§ Work to complete
Scan the records for the word "this". Copy each line that includes it.

Start of Data excerpts

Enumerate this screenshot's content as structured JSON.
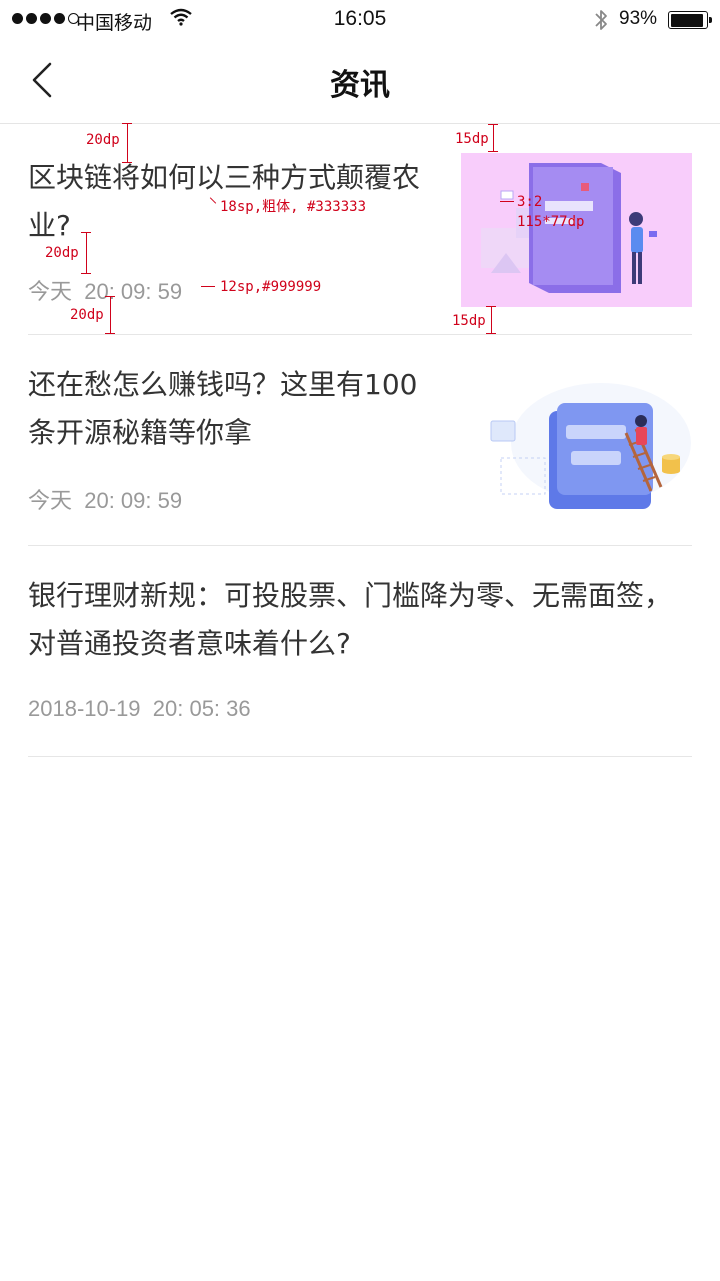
{
  "status_bar": {
    "carrier": "中国移动",
    "time": "16:05",
    "battery": "93%",
    "battery_level": 0.93
  },
  "nav": {
    "title": "资讯"
  },
  "news": [
    {
      "title": "区块链将如何以三种方式颠覆农业?",
      "time": "今天  20: 09: 59"
    },
    {
      "title": "还在愁怎么赚钱吗？这里有100条开源秘籍等你拿",
      "time": "今天  20: 09: 59"
    },
    {
      "title": "银行理财新规：可投股票、门槛降为零、无需面签，对普通投资者意味着什么?",
      "time": "2018-10-19  20: 05: 36"
    }
  ],
  "annotations": {
    "title_top_gap": "20dp",
    "title_time_gap": "20dp",
    "time_bottom_gap": "20dp",
    "image_top_gap": "15dp",
    "image_bottom_gap": "15dp",
    "title_spec": "18sp,粗体, #333333",
    "time_spec": "12sp,#999999",
    "image_ratio": "3:2",
    "image_size": "115*77dp"
  },
  "colors": {
    "title": "#333333",
    "time": "#999999",
    "annotation": "#d0021b",
    "thumb1_bg": "#f8cdfb"
  }
}
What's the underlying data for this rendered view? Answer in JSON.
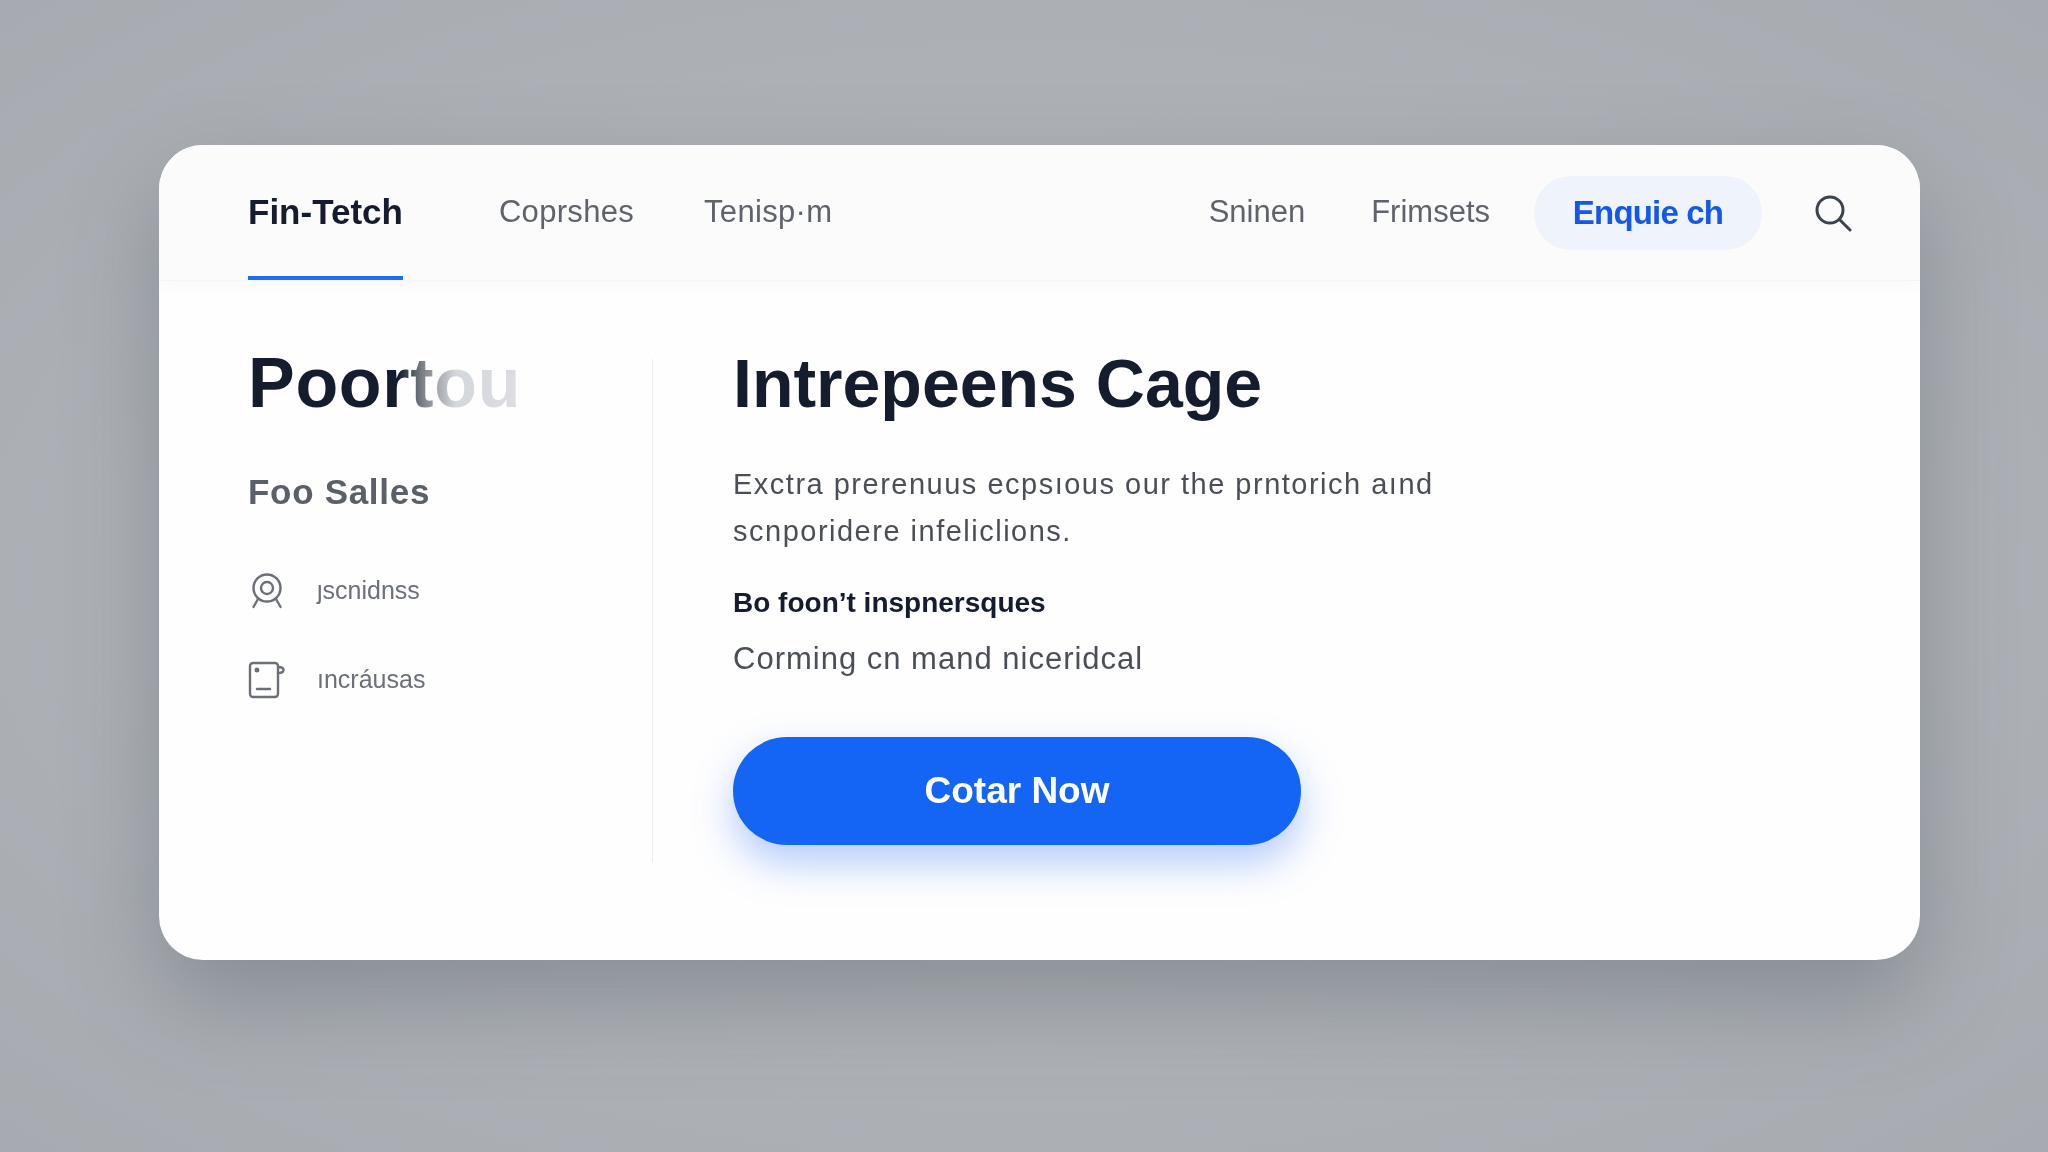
{
  "nav": {
    "tabs": [
      {
        "label": "Fin-Tetch",
        "selected": true
      },
      {
        "label": "Coprshes",
        "selected": false
      },
      {
        "label": "Tenisp·m",
        "selected": false
      }
    ],
    "links": [
      "Sninen",
      "Frimsets"
    ],
    "cta": "Enquie ch"
  },
  "sidebar": {
    "title": "Poortou",
    "subtitle": "Foo Salles",
    "items": [
      {
        "kind": "webcam",
        "label": "ȷscnidnss"
      },
      {
        "kind": "note",
        "label": "ıncráusas"
      }
    ]
  },
  "main": {
    "title": "Intrepeens Cage",
    "description": "Exctra prerenuus ecpsıous our the prntorich aınd scnporidere infeliclions.",
    "subheading": "Bo foon’t inspnersques",
    "subtext": "Corming cn mand niceridcal",
    "button": "Cotar Now"
  }
}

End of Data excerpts

§ Written reply
Enumerate this screenshot's content as structured JSON.
What's the underlying data for this rendered view? Answer in JSON.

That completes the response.